Managing a routine, especially when it involves chasing after what other people had done, may not be the most fashionable part of the job of leaders in most establishments, including microfinance institution. However, any organization that takes them for granted may have unwarranted challenges to deal with. Usually, and by the nature of the average person, we are easily attracted to the glamourous aspects of whatever we are doing. And this cuts across all human endeavours, but the life and soul of every organization lies in the not so showy part of the business.

Until bankers and their customers turned marketing into a nightmare for their staff, and this is not my conjecture being a fact in the public domain, most bank workers loved and often opted for what was then known as the Credit and Marketing function. It was the kind of job that allowed one to go out for a working lunch and meet new people almost on a daily basis. And as if the conspiracy against other job functions was complete, it became a tradition, especially in the merchant banks to have the top leaders of the bank always come from that department.

Management of many financial institutions tended to create a culture that diminished the importance of monitoring and supervisory function like Credit Admin. And so, people began to overlook the importance of monitoring and supervision of transactions. Credit officers were unwittingly encouraged to grow their risk assets without much or a concomitant emphasis on what I call the “after sales service of a credit relationship”. Most people began to loath “the back office jobs”, which began to look like the place for substandard staff. And that is when trouble is likely to come calling.

Every microfinance institution must give priority to the monitoring and supervisory functions, especially as they relate to credit facilities. We may emphasise the fact that as microfinance institutions, we do more than microcredit; that is a fact. But the truth is that for most commercial microfinance institutions, the real gist is the microcredit function. This function, which is intense and multi-faceted, ensures that more than half the action of every level of management is open to others to cross-check and help fine tune.

How does this come about? Monitoring and supervision should aim at corporate effectiveness. Every member of staff of a certain stature must know what others are doing. This will be possible when the organization is broken into units with small effective teams and groups, under competent hands-on leaders that have deep interest in what their colleagues are doing. For example, a set of credit officers must be supervised by a competent Unit Head, who in turn is supervised by a higher level manager. This officer too will be supervised by another higher level officer- each higher level manager monitoring officers than the one below him. This is the way to get everyone to sing from the same page of the sae hymn book at the same time. Monitoring and supervision in this collegiate fashion creates a positive environment for healthy work. I call it Management by All of Us.

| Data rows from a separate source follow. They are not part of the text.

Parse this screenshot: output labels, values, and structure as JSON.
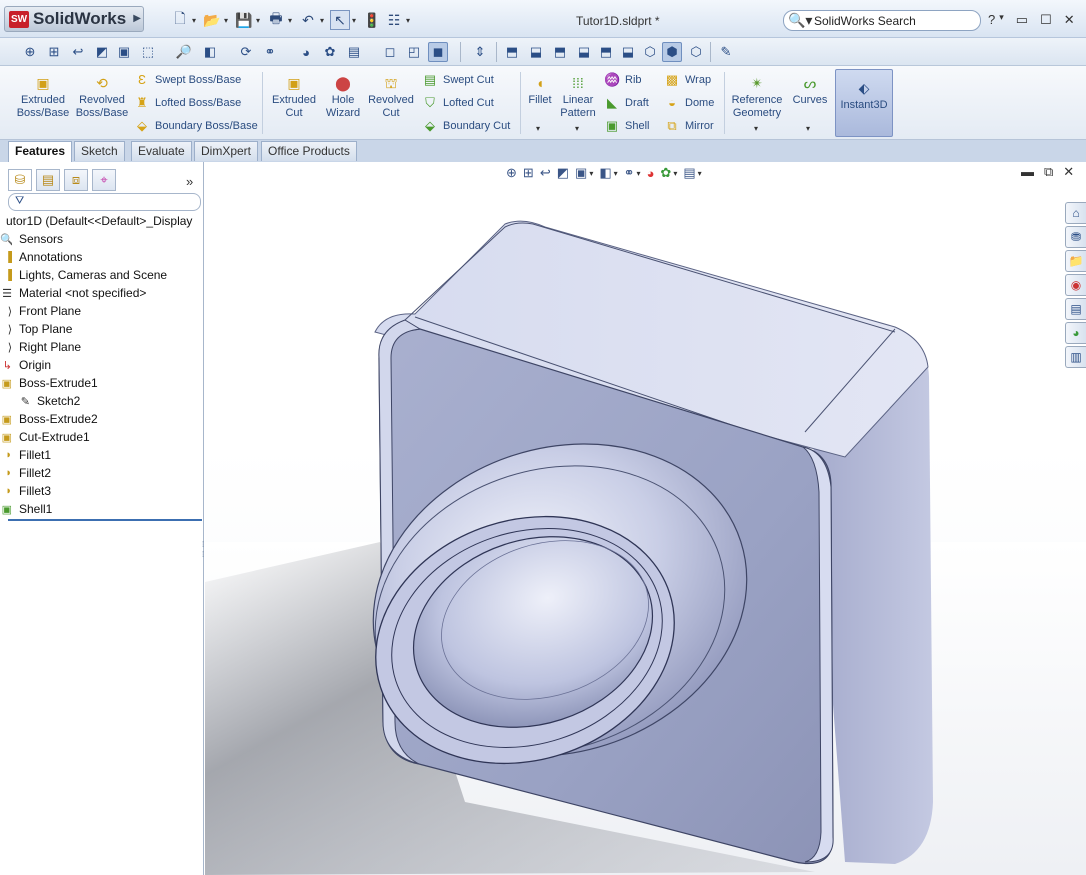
{
  "app": {
    "brand": "SolidWorks",
    "brand_badge": "SW",
    "document_title": "Tutor1D.sldprt *"
  },
  "quick_access": {
    "icons": [
      "new-document-icon",
      "open-folder-icon",
      "save-icon",
      "print-icon",
      "undo-icon",
      "select-pointer-icon",
      "rebuild-icon",
      "options-icon"
    ]
  },
  "search": {
    "value": "SolidWorks Search"
  },
  "window_controls": {
    "help": "?",
    "minimize": "▭",
    "maximize": "☐",
    "close": "✕"
  },
  "ribbon": {
    "extruded_boss": "Extruded Boss/Base",
    "revolved_boss": "Revolved Boss/Base",
    "swept_boss": "Swept Boss/Base",
    "lofted_boss": "Lofted Boss/Base",
    "boundary_boss": "Boundary Boss/Base",
    "extruded_cut": "Extruded Cut",
    "hole_wizard": "Hole Wizard",
    "revolved_cut": "Revolved Cut",
    "swept_cut": "Swept Cut",
    "lofted_cut": "Lofted Cut",
    "boundary_cut": "Boundary Cut",
    "fillet": "Fillet",
    "linear_pattern": "Linear Pattern",
    "rib": "Rib",
    "draft": "Draft",
    "shell": "Shell",
    "wrap": "Wrap",
    "dome": "Dome",
    "mirror": "Mirror",
    "reference_geometry": "Reference Geometry",
    "curves": "Curves",
    "instant3d": "Instant3D"
  },
  "tabs": [
    {
      "label": "Features",
      "active": true
    },
    {
      "label": "Sketch",
      "active": false
    },
    {
      "label": "Evaluate",
      "active": false
    },
    {
      "label": "DimXpert",
      "active": false
    },
    {
      "label": "Office Products",
      "active": false
    }
  ],
  "feature_tree": {
    "root": "utor1D  (Default<<Default>_Display",
    "items": [
      {
        "label": "Sensors",
        "icon": "sensor-icon"
      },
      {
        "label": "Annotations",
        "icon": "annotations-icon"
      },
      {
        "label": "Lights, Cameras and Scene",
        "icon": "lights-icon"
      },
      {
        "label": "Material <not specified>",
        "icon": "material-icon"
      },
      {
        "label": "Front Plane",
        "icon": "plane-icon"
      },
      {
        "label": "Top Plane",
        "icon": "plane-icon"
      },
      {
        "label": "Right Plane",
        "icon": "plane-icon"
      },
      {
        "label": "Origin",
        "icon": "origin-icon"
      },
      {
        "label": "Boss-Extrude1",
        "icon": "boss-extrude-icon"
      },
      {
        "label": "Sketch2",
        "icon": "sketch-icon",
        "indent": true
      },
      {
        "label": "Boss-Extrude2",
        "icon": "boss-extrude-icon"
      },
      {
        "label": "Cut-Extrude1",
        "icon": "cut-extrude-icon"
      },
      {
        "label": "Fillet1",
        "icon": "fillet-icon"
      },
      {
        "label": "Fillet2",
        "icon": "fillet-icon"
      },
      {
        "label": "Fillet3",
        "icon": "fillet-icon"
      },
      {
        "label": "Shell1",
        "icon": "shell-icon"
      }
    ]
  },
  "colors": {
    "part_face": "#9ea6c8",
    "part_highlight": "#dfe3f4",
    "accent": "#3c6fb1",
    "brand_red": "#c8202a"
  }
}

The gist of this emphasis on monitoring the activities of tram members is not in the mere breaking of people into groups. That is not an invention. What is important here is making sure that monitors actually monitor. There are several establishments in our country where supervisors get paid for doing everything other than supervision. That is why the conveniences in many of our public institutions stink all day, under the supervisors’ watch and no one gets fired. Do that in microfinancing you race heedlessly towards a holding action under the regulator’s big hammer.


Emeka Osuji